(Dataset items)
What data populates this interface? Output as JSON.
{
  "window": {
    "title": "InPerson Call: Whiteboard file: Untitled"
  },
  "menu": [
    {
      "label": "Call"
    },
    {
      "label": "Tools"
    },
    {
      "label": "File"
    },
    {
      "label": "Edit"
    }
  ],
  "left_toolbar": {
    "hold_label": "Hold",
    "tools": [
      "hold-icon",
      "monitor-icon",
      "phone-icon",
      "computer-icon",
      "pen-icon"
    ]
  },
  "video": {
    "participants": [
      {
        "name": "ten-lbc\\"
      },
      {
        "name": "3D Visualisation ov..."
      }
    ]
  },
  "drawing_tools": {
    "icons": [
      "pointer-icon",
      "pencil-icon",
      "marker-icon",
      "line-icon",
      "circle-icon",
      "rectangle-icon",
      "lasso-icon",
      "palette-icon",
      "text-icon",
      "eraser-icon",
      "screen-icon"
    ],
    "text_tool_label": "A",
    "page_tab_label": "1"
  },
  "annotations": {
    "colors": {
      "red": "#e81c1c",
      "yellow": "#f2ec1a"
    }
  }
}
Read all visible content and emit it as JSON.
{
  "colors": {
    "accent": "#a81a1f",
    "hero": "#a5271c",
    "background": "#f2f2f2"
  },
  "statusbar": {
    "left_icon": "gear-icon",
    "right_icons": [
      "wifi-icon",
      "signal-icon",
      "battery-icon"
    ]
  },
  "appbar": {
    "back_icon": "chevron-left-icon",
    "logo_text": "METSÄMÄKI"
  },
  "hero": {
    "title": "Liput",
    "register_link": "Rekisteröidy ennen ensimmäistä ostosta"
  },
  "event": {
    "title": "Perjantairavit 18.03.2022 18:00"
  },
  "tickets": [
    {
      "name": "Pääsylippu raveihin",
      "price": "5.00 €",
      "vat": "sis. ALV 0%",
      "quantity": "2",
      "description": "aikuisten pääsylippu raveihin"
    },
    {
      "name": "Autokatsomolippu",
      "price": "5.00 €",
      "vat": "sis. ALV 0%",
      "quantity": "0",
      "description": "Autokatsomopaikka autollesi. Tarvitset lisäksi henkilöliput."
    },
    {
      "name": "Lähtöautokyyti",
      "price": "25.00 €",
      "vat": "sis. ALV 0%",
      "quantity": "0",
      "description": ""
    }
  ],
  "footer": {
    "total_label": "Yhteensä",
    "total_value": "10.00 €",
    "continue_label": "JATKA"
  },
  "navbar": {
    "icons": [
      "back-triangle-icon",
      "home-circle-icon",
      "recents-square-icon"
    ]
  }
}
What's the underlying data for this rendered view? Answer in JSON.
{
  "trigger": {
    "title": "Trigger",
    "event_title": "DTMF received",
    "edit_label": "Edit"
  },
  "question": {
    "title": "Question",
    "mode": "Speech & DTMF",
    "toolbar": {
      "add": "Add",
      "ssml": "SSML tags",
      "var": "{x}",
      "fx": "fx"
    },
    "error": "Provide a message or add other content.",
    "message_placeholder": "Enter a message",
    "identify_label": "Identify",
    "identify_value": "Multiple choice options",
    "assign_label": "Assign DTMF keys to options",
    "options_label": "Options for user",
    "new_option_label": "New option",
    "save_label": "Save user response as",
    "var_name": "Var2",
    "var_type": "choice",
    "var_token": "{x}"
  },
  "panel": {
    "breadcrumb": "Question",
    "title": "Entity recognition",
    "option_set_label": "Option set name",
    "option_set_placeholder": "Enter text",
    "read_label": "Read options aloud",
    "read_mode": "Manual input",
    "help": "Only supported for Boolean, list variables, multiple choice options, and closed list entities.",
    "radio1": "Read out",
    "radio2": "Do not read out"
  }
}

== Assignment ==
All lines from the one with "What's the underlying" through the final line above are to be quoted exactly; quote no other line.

== Output for this exercise ==
What's the underlying data for this rendered view? Answer in JSON.
{
  "trigger": {
    "title": "Trigger",
    "event_title": "DTMF received",
    "edit_label": "Edit"
  },
  "question": {
    "title": "Question",
    "mode": "Speech & DTMF",
    "toolbar": {
      "add": "Add",
      "ssml": "SSML tags",
      "var": "{x}",
      "fx": "fx"
    },
    "error": "Provide a message or add other content.",
    "message_placeholder": "Enter a message",
    "identify_label": "Identify",
    "identify_value": "Multiple choice options",
    "assign_label": "Assign DTMF keys to options",
    "options_label": "Options for user",
    "new_option_label": "New option",
    "save_label": "Save user response as",
    "var_name": "Var2",
    "var_type": "choice",
    "var_token": "{x}"
  },
  "panel": {
    "breadcrumb": "Question",
    "title": "Entity recognition",
    "option_set_label": "Option set name",
    "option_set_placeholder": "Enter text",
    "read_label": "Read options aloud",
    "read_mode": "Manual input",
    "help": "Only supported for Boolean, list variables, multiple choice options, and closed list entities.",
    "radio1": "Read out",
    "radio2": "Do not read out"
  }
}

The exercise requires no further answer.